“One thing we’re doing more of now is pressing other governments to press the U.S.” Pitter said, responding to a question during the event. “In order for the U.S. to carry out its work abroad, particularly in foreign policy and military operations, it requires the cooperation of other governments. HRW has always had a strong U.N. team, but we operate in that forum more aggressively now.” For instance, HRW built strong alliances with countries like Canada and the Netherlands to push the U.N. Human Rights Council to establish an international inquiry on war crimes in Yemen, against Saudi objections.

The talk emphasized that part of the frustration of the human rights community is that many of the policies laid out by the Obama administration have expanded and are being more aggressively enforced, including large-scale surveillance by the FBI of Muslim communities and immigration deportations. As for the Muslim Ban, arguably Trump’s most controversial executive order at this point in his presidency, there is a larger role for the courts to play in protecting human rights. “The courts from Hawaii to Maryland have recognized that counterterrorism is not a justification for the ban. Even Homeland Security has said that country of citizenship is not a reliable indicator of terrorist activity,” Pitter said. “The government can carry out counterterrorism initiatives without violating the rights of a specific religious or ethnic group. Policies like the Muslim Ban are actually counter to security because they generate anger and hostility toward the U.S.”

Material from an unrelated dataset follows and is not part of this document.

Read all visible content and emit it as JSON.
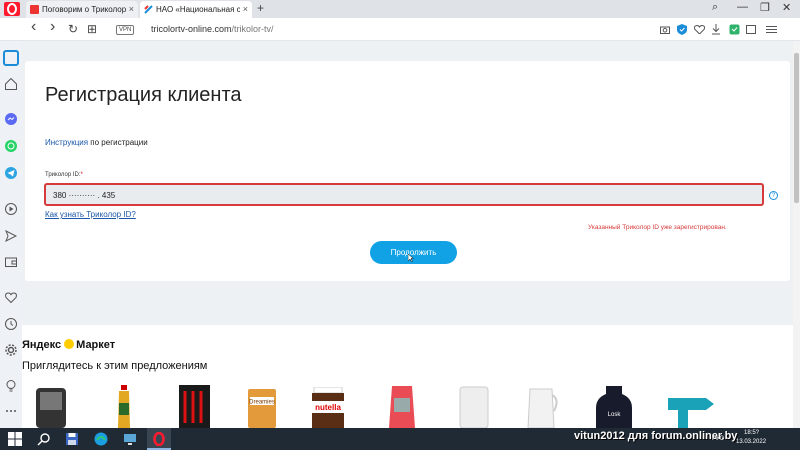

There has been strong pushback from the Departments of Defense and Justice and the State Department against some of Trump’s controversial security policies. The DOD and DOJ, for instance, have pushed back against expanding Guantanamo, which currently holds 41 people, only 7 of whom have been charged, while the DOJ has pushed for the use of federal prosecution over military commissions. The CIA and State Department, likewise, have also warned against the floated policy proposal to designate the Muslim Brotherhood a terrorist organization, arguing that it doesn’t make sense from a foreign policy perspective.

Pitter ended her talk by focusing on the positive. “This administration has emboldened voices that were silent before. The administration has legitimized discrimination and animus toward minority groups, but at the same time, this has mobilized the human rights movement and engaged communities that weren’t engaged before,” she said. “It’s both a threat and an opportunity to promote respect for human rights, due process, and the fairness of the justice system.”

Genevieve Zingg is currently pursuing her Master’s degree in Human Rights Studies at Columbia University, focusing on human rights in the context of armed conflict, counterterrorism and national security. She is interested in refugees and migration, foreign policy and international politics, international criminal and humanitarian law, and intersectional issues of race and gender. She holds a B.A. (Hons.) from the University of Toronto and has professional experience working in Geneva, Athens, Paris, Brussels and Toronto. Connect with her on Twitter @GenZingg. She is a blog writer for RightsViews.